From Blakey to Brown, Como to Costa, Eckstine to Eldridge, Galbraith to Garner, Harris to Hines, Horne to Hyman, Jamal to Jefferson, Kelly to Klook; Mancini to Marmarosa, May to Mitchell, Negri to Nestico, Parlanto Ponder, Reed to Ruther, Strayhorn to Sullivan, Turk to Turrentine, Wade to Williams… the forthcoming publication Treasury of Pittsburgh Jazz Connections by Dr. Nelson Harrison and Dr. Ralph Proctor, Jr. will document the legacy of one of the world’s greatest jazz capitals.
Do you want to know who Dizzy Gillespie idolized? Did you ever wonder who inspired Kenny Clarke and Art Blakey? Who was the pianist that mentored Monk, Bud Powell, Tad Dameron, Elmo Hope, Sarah Vaughan and Mel Torme? Who was Art Tatum’s idol and Nat Cole’s mentor? What musical quartet pioneered the concept adopted later by the Modern Jazz Quartet? Were you ever curious to know who taught saxophone to Stanley Turrentine or who taught piano to Ahmad Jamal? What community music school trained Robert McFerrin, Sr. for his history-making debut with the Metropolitan Opera? What virtually unknown pianist was a significant influence on young John Coltrane, Shirley Scott, McCoy Tyner, Bobby Timmons and Ray Bryant when he moved to Philadelphia from Pittsburgh in the 1940s? Would you be surprised to know that Erroll Garner attended classes at the Julliard School of Music in New York and was at the top of his class in writing and arranging proficiency?
Some answers can be gleaned from the postings on the Pittsburgh Jazz Network.
For almost 100 years the Pittsburgh region has been a metacenter of jazz originality that is second to no other in the history of jazz. One of the best kept secrets in jazz folklore, the Pittsburgh Jazz Legacy has heretofore remained mythical. We have dubbed it “the greatest story never told” since it has not been represented in writing before now in such a way as to be accessible to anyone seeking to know more about it. When it was happening, little did we know how priceless the memories would become when the times were gone.
Today jazz is still king in Pittsburgh, with events, performances and activities happening all the time.

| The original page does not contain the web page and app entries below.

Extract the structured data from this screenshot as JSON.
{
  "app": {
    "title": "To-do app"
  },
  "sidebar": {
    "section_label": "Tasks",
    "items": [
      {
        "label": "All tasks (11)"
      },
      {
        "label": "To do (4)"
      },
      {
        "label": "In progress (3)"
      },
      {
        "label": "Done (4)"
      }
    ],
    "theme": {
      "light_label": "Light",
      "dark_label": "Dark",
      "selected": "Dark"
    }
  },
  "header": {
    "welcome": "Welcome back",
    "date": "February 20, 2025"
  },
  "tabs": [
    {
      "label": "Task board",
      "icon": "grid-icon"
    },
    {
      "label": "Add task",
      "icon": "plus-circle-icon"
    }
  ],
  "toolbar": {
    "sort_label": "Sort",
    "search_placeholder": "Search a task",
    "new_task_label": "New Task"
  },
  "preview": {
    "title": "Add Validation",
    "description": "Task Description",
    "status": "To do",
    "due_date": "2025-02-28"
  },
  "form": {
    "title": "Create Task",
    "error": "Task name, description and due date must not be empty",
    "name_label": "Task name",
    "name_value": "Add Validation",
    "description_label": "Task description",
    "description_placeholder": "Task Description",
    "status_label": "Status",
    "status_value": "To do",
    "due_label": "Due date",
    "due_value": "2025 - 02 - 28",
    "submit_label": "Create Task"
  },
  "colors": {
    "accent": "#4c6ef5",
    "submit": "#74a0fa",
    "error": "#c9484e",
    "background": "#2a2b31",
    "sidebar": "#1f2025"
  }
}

The Pittsburgh Jazz Network is dedicated to celebrating and showcasing the places, artists and fans that carry on the legacy of Pittsburgh's jazz heritage.
Kshatriya was found in 1997 in Pozzallo, a small town of the Southern Sicilian Coast with the purpose of spreading out a personal and unique vision of music.
In 1998 the founder Massimo Sapienza leaves the island to enrole at the University of Music in Bologna looking for musicians to join his band named after the Indian Caste of the Truth Guardians. In 2002 the decisive encounter with Marco Zichitella, he soon joins the band as singer and keyboards player as well as composer.
In 2003 Kshatriya takes part to the Emergenza Rock Festival presenting their first progressive rock work called “The Inner Journey”, the band enters into the final of the competition and performes at the Arena Parco Nord in Bologna. After that the band is engaged in a tour throughout the main Sicilian cities.
Back in Bologna the band plays live in many venues all over Northern Italy. From 2004 until 2006 Kshatriya ventures into extemporaneous live music gigs.
In 2007 after a new lineup Nicolasi Luca(bassguitar) and Tancredi Edoardo(drum), Kshatriya turns back to their progressive musical roots and gives birth to their latest work named “The Dream”.
Right now the band is in session recording for their third work named “Dodecaphonic”.